The Abuse in Care Royal Commission of Inquiry has been presented with an independent research report showing that structural and systemic racism across several government organisations was responsible for the over-representation of Māori in State care.
The report says government policies, over successive Governments, focused on intentionally dismantling Māori communities and undermining whānau, hapū and iwi structures.
The report is called Hāha-uri, Hāha-tea – Māori Involvement in State Care 1950-1999.
The research was commissioned by the Crown Response to the Abuse in Care Inquiry and was carried out by Māori research specialists Ihi Research.
A whakatau was held in Te Whanganui-a-Tara late last month, where Crown Response and Ihi Research handed over the report to the Royal Commission to use in its inquiry.
The report pulls together, for the first time, data from several sources about Māori in State care between 1950 and 1999.
The Ihi Research findings show colonisation, institutional racism, and assimilationist policies led directly to the over-representation of Māori in State care.
Commissioner Julia Steenson (Ngāti Whātua, Tainui) notes, “The report findings provide evidence that Māori in care received worse treatment than others in State care and experienced racism and restrictions in accessing their whānau. Many Māori survivors have become disconnected from their culture, language and whakapapa as a result.”
“The name Hāhā-uri, hāhā tea reflects that, while this research sheds light on the experiences of Māori who were placed in care, much remains unspoken in the shadows,” said Commissioner Steenson.
The report gives information about why Māori were over-represented in State care, which is critical to the Royal Commission’s inquiry. The Royal Commission will now assess and consider these research findings as part of its inquiry.
Commissioner Anaru Erueti (Ngā Ruahinerangi, Ngāti Ruanui, Te Ātihaunui ā Pāpārangi) says, “The research belongs to Māori who were placed in care, and it contains sensitive information about the experiences they lived through. We are honoured to hold it as a taonga for our inquiry.”
“Our inquiry’s Māori public hearing in March 2022 aims to further reveal the shocking treatment of Māori in care, focusing on the abuse they suffered and the long-lasting impacts. We will provide Māori survivors with a long-awaited public platform to share their experiences with Aotearoa,” said Commissioner Erueti.
Hāha-uri, Hāha-tea is one source of information the Royal Commission is drawing on in its inquiry into Māori experiences of abuse in care. It complements the accounts provided to the inquiry by survivors and their whānau, and information from iwi, Māori NGOs, Māori academics and other research.

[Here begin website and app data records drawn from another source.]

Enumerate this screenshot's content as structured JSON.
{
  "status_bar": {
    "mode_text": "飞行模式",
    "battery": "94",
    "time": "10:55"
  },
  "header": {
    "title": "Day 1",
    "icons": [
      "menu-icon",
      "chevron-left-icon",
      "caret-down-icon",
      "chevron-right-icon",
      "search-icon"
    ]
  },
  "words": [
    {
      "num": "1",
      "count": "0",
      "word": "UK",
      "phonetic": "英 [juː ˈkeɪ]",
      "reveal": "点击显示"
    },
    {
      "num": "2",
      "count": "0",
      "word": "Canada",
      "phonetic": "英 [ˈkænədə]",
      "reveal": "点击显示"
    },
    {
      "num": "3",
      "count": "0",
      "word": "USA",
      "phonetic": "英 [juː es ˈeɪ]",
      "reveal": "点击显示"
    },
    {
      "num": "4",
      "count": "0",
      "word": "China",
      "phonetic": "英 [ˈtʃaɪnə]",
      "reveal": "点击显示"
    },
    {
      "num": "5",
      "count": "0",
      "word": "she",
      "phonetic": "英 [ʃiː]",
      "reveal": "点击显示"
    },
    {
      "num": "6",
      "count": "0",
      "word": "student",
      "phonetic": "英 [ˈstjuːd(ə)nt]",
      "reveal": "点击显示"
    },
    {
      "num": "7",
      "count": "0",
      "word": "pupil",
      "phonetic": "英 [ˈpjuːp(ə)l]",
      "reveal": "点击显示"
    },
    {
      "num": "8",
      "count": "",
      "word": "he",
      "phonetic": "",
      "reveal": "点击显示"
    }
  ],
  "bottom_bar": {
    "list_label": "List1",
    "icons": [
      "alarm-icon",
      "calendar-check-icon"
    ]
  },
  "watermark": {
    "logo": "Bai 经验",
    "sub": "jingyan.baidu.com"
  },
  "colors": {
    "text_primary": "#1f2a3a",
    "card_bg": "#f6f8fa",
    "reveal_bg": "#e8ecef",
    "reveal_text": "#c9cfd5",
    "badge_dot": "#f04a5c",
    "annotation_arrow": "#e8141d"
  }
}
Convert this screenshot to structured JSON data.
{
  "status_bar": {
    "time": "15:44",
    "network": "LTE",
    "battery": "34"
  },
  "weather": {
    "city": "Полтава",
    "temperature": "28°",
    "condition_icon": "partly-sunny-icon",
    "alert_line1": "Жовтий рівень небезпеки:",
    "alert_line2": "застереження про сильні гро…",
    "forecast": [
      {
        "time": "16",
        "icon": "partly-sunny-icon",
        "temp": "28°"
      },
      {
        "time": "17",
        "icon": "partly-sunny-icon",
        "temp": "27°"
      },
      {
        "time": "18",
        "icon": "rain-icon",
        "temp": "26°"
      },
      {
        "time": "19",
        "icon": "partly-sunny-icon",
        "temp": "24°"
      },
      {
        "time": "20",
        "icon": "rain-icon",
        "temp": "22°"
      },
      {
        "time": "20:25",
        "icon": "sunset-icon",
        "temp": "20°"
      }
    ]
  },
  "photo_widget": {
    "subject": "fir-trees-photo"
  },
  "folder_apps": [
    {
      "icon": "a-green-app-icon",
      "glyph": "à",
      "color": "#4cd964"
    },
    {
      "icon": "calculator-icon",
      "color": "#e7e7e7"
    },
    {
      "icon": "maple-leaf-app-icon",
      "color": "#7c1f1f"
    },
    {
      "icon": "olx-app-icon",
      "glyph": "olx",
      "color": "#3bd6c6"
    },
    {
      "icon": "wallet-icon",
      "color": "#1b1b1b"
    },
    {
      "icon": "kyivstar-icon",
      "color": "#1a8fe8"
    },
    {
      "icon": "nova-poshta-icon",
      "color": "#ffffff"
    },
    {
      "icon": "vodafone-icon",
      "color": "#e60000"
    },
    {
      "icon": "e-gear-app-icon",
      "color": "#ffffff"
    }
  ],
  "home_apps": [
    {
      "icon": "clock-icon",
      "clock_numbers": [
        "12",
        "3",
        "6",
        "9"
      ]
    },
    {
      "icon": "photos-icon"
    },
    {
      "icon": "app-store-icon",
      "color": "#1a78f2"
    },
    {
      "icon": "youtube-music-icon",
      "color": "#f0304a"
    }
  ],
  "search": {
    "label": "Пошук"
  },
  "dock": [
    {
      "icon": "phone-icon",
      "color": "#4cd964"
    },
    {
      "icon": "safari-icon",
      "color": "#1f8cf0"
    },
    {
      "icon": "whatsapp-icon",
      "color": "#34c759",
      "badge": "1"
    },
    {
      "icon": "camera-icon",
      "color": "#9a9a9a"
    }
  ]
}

The Royal Commission is continuing to hear from hundreds of Māori survivors through public hearings, wānanga, hui and private interactions.